- PROBLEM TO WORK ON -
The entries are to be returned exactly, with images left out.

-- -- --

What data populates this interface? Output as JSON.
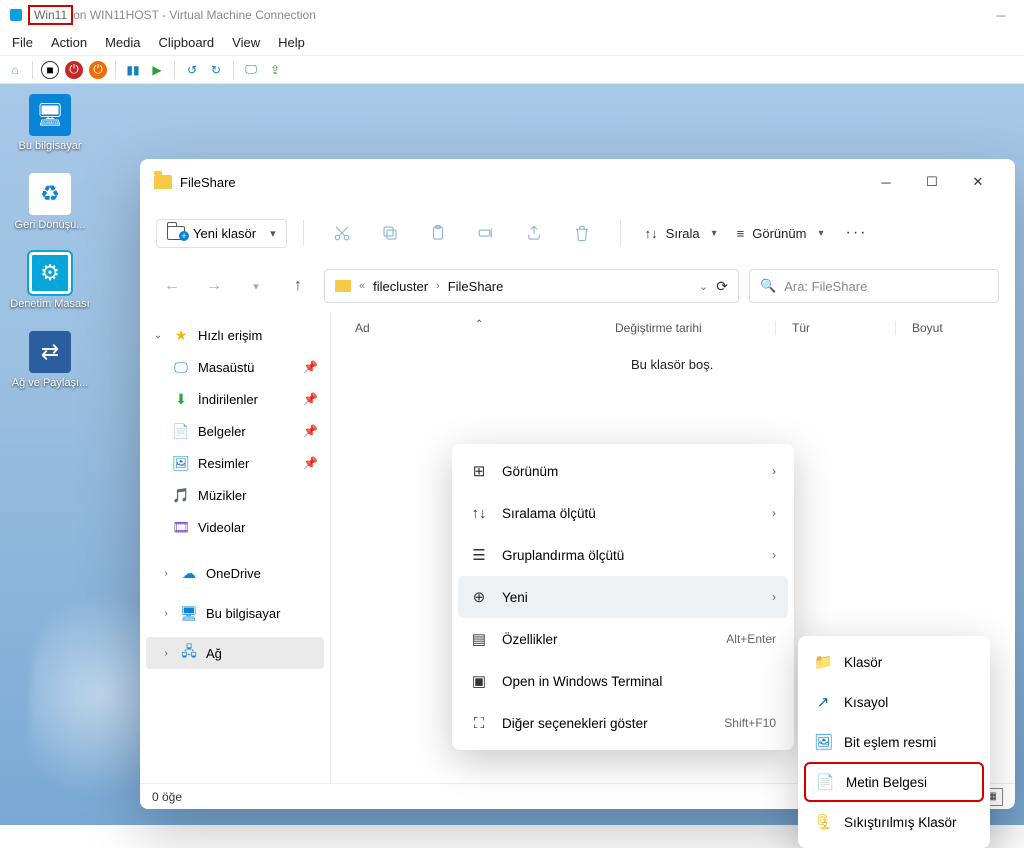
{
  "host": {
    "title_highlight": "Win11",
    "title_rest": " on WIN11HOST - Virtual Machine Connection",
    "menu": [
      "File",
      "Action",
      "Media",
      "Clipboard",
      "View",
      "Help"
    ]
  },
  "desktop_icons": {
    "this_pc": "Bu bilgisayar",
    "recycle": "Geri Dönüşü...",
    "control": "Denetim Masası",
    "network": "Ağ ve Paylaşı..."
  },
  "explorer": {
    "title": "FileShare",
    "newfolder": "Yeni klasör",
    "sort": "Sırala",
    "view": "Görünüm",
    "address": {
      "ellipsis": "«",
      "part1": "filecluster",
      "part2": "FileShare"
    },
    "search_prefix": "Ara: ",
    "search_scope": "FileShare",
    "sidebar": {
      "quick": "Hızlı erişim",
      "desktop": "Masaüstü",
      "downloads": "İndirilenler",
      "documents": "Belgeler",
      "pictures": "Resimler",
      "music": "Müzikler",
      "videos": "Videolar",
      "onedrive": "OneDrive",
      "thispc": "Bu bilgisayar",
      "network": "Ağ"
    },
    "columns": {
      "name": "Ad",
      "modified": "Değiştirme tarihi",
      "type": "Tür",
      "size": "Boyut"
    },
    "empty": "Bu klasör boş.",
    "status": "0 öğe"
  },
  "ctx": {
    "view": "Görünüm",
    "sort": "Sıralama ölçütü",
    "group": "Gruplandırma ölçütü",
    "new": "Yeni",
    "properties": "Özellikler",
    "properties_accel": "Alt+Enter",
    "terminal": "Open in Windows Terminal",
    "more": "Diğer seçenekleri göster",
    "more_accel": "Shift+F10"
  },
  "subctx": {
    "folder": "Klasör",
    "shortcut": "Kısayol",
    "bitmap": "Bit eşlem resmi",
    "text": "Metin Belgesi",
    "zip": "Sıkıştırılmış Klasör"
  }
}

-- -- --

- RESULT -
What data populates this interface? Output as JSON.
{
  "host": {
    "title_highlight": "Win11",
    "title_rest": " on WIN11HOST - Virtual Machine Connection",
    "menu": [
      "File",
      "Action",
      "Media",
      "Clipboard",
      "View",
      "Help"
    ]
  },
  "desktop_icons": {
    "this_pc": "Bu bilgisayar",
    "recycle": "Geri Dönüşü...",
    "control": "Denetim Masası",
    "network": "Ağ ve Paylaşı..."
  },
  "explorer": {
    "title": "FileShare",
    "newfolder": "Yeni klasör",
    "sort": "Sırala",
    "view": "Görünüm",
    "address": {
      "ellipsis": "«",
      "part1": "filecluster",
      "part2": "FileShare"
    },
    "search_prefix": "Ara: ",
    "search_scope": "FileShare",
    "sidebar": {
      "quick": "Hızlı erişim",
      "desktop": "Masaüstü",
      "downloads": "İndirilenler",
      "documents": "Belgeler",
      "pictures": "Resimler",
      "music": "Müzikler",
      "videos": "Videolar",
      "onedrive": "OneDrive",
      "thispc": "Bu bilgisayar",
      "network": "Ağ"
    },
    "columns": {
      "name": "Ad",
      "modified": "Değiştirme tarihi",
      "type": "Tür",
      "size": "Boyut"
    },
    "empty": "Bu klasör boş.",
    "status": "0 öğe"
  },
  "ctx": {
    "view": "Görünüm",
    "sort": "Sıralama ölçütü",
    "group": "Gruplandırma ölçütü",
    "new": "Yeni",
    "properties": "Özellikler",
    "properties_accel": "Alt+Enter",
    "terminal": "Open in Windows Terminal",
    "more": "Diğer seçenekleri göster",
    "more_accel": "Shift+F10"
  },
  "subctx": {
    "folder": "Klasör",
    "shortcut": "Kısayol",
    "bitmap": "Bit eşlem resmi",
    "text": "Metin Belgesi",
    "zip": "Sıkıştırılmış Klasör"
  }
}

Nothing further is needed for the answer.